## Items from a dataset

↓

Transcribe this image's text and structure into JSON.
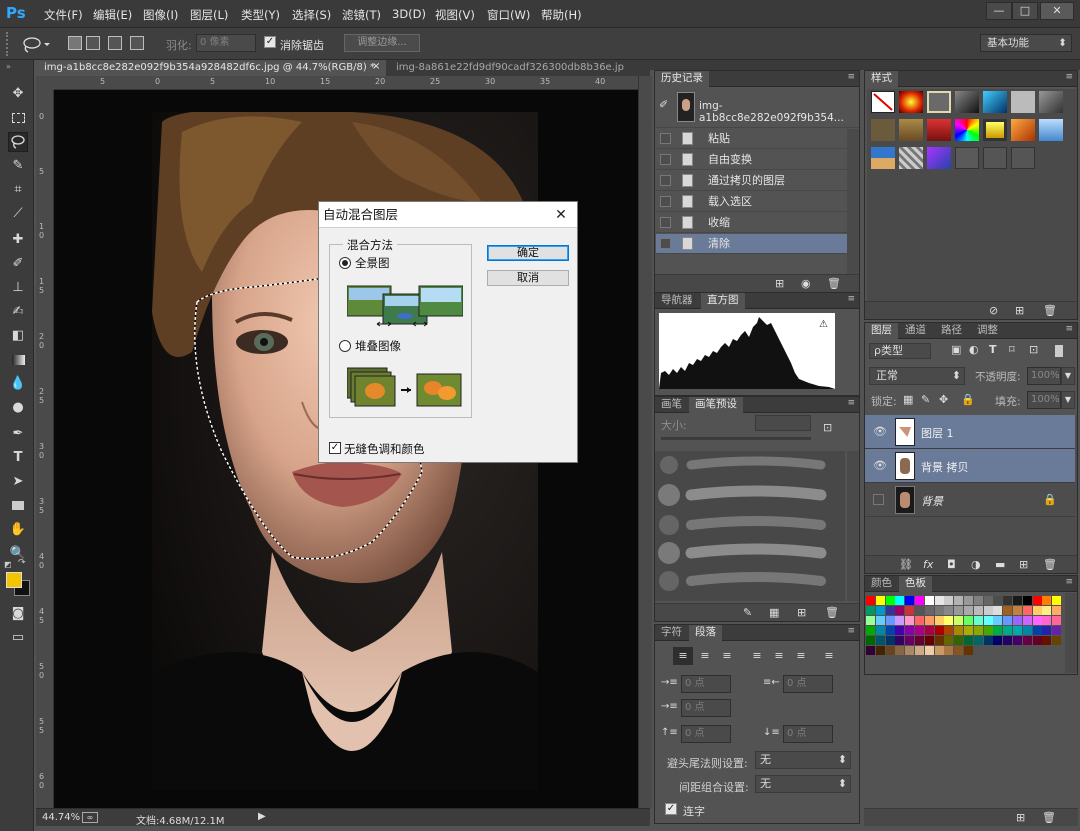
{
  "app": {
    "logo": "Ps",
    "menu": [
      "文件(F)",
      "编辑(E)",
      "图像(I)",
      "图层(L)",
      "类型(Y)",
      "选择(S)",
      "滤镜(T)",
      "3D(D)",
      "视图(V)",
      "窗口(W)",
      "帮助(H)"
    ],
    "window_controls": [
      "—",
      "□",
      "✕"
    ]
  },
  "options_bar": {
    "feather_label": "羽化:",
    "feather_value": "0 像素",
    "antialias_label": "消除锯齿",
    "refine_edge_label": "调整边缘...",
    "workspace": "基本功能"
  },
  "tabs": [
    {
      "label": "img-a1b8cc8e282e092f9b354a928482df6c.jpg @ 44.7%(RGB/8) *",
      "close": "×"
    },
    {
      "label": "img-8a861e22fd9df90cadf326300db8b36e.jp"
    }
  ],
  "ruler": {
    "h_ticks": [
      "5",
      "0",
      "5",
      "10",
      "15",
      "20",
      "25",
      "30",
      "35",
      "40"
    ],
    "v_ticks": [
      "0",
      "5",
      "1 0",
      "1 5",
      "2 0",
      "2 5",
      "3 0",
      "3 5",
      "4 0",
      "4 5",
      "5 0",
      "5 5",
      "6 0"
    ]
  },
  "status": {
    "zoom": "44.74%",
    "doc": "文档:4.68M/12.1M"
  },
  "history": {
    "tab": "历史记录",
    "snapshot": "img-a1b8cc8e282e092f9b354...",
    "items": [
      "粘贴",
      "自由变换",
      "通过拷贝的图层",
      "载入选区",
      "收缩",
      "清除"
    ]
  },
  "navigator": {
    "tabs": [
      "导航器",
      "直方图"
    ]
  },
  "brush": {
    "tabs": [
      "画笔",
      "画笔预设"
    ],
    "size_label": "大小:"
  },
  "char": {
    "tabs": [
      "字符",
      "段落"
    ],
    "indent_fields": [
      "0 点",
      "0 点",
      "0 点",
      "0 点",
      "0 点"
    ],
    "hyphen_label": "避头尾法则设置:",
    "hyphen_value": "无",
    "spacing_label": "间距组合设置:",
    "spacing_value": "无",
    "lianzi_label": "连字"
  },
  "styles": {
    "tab": "样式"
  },
  "layers": {
    "tabs": [
      "图层",
      "通道",
      "路径",
      "调整"
    ],
    "filter_label": "ρ类型",
    "blend_mode": "正常",
    "opacity_label": "不透明度:",
    "opacity_value": "100%",
    "lock_label": "锁定:",
    "fill_label": "填充:",
    "fill_value": "100%",
    "items": [
      {
        "name": "图层 1"
      },
      {
        "name": "背景 拷贝"
      },
      {
        "name": "背景"
      }
    ]
  },
  "colorpanel": {
    "tabs": [
      "颜色",
      "色板"
    ]
  },
  "dialog": {
    "title": "自动混合图层",
    "group_label": "混合方法",
    "option1": "全景图",
    "option2": "堆叠图像",
    "checkbox_label": "无缝色调和颜色",
    "ok": "确定",
    "cancel": "取消",
    "close": "✕"
  },
  "colors": {
    "foreground": "#f5c400",
    "background": "#111111",
    "accent": "#31a8ff"
  }
}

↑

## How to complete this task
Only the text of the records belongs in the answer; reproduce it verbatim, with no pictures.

## Exercise solution
Transcribe this image's text and structure into JSON.
{
  "app": {
    "logo": "Ps",
    "menu": [
      "文件(F)",
      "编辑(E)",
      "图像(I)",
      "图层(L)",
      "类型(Y)",
      "选择(S)",
      "滤镜(T)",
      "3D(D)",
      "视图(V)",
      "窗口(W)",
      "帮助(H)"
    ],
    "window_controls": [
      "—",
      "□",
      "✕"
    ]
  },
  "options_bar": {
    "feather_label": "羽化:",
    "feather_value": "0 像素",
    "antialias_label": "消除锯齿",
    "refine_edge_label": "调整边缘...",
    "workspace": "基本功能"
  },
  "tabs": [
    {
      "label": "img-a1b8cc8e282e092f9b354a928482df6c.jpg @ 44.7%(RGB/8) *",
      "close": "×"
    },
    {
      "label": "img-8a861e22fd9df90cadf326300db8b36e.jp"
    }
  ],
  "ruler": {
    "h_ticks": [
      "5",
      "0",
      "5",
      "10",
      "15",
      "20",
      "25",
      "30",
      "35",
      "40"
    ],
    "v_ticks": [
      "0",
      "5",
      "1 0",
      "1 5",
      "2 0",
      "2 5",
      "3 0",
      "3 5",
      "4 0",
      "4 5",
      "5 0",
      "5 5",
      "6 0"
    ]
  },
  "status": {
    "zoom": "44.74%",
    "doc": "文档:4.68M/12.1M"
  },
  "history": {
    "tab": "历史记录",
    "snapshot": "img-a1b8cc8e282e092f9b354...",
    "items": [
      "粘贴",
      "自由变换",
      "通过拷贝的图层",
      "载入选区",
      "收缩",
      "清除"
    ]
  },
  "navigator": {
    "tabs": [
      "导航器",
      "直方图"
    ]
  },
  "brush": {
    "tabs": [
      "画笔",
      "画笔预设"
    ],
    "size_label": "大小:"
  },
  "char": {
    "tabs": [
      "字符",
      "段落"
    ],
    "indent_fields": [
      "0 点",
      "0 点",
      "0 点",
      "0 点",
      "0 点"
    ],
    "hyphen_label": "避头尾法则设置:",
    "hyphen_value": "无",
    "spacing_label": "间距组合设置:",
    "spacing_value": "无",
    "lianzi_label": "连字"
  },
  "styles": {
    "tab": "样式"
  },
  "layers": {
    "tabs": [
      "图层",
      "通道",
      "路径",
      "调整"
    ],
    "filter_label": "ρ类型",
    "blend_mode": "正常",
    "opacity_label": "不透明度:",
    "opacity_value": "100%",
    "lock_label": "锁定:",
    "fill_label": "填充:",
    "fill_value": "100%",
    "items": [
      {
        "name": "图层 1"
      },
      {
        "name": "背景 拷贝"
      },
      {
        "name": "背景"
      }
    ]
  },
  "colorpanel": {
    "tabs": [
      "颜色",
      "色板"
    ]
  },
  "dialog": {
    "title": "自动混合图层",
    "group_label": "混合方法",
    "option1": "全景图",
    "option2": "堆叠图像",
    "checkbox_label": "无缝色调和颜色",
    "ok": "确定",
    "cancel": "取消",
    "close": "✕"
  },
  "colors": {
    "foreground": "#f5c400",
    "background": "#111111",
    "accent": "#31a8ff"
  }
}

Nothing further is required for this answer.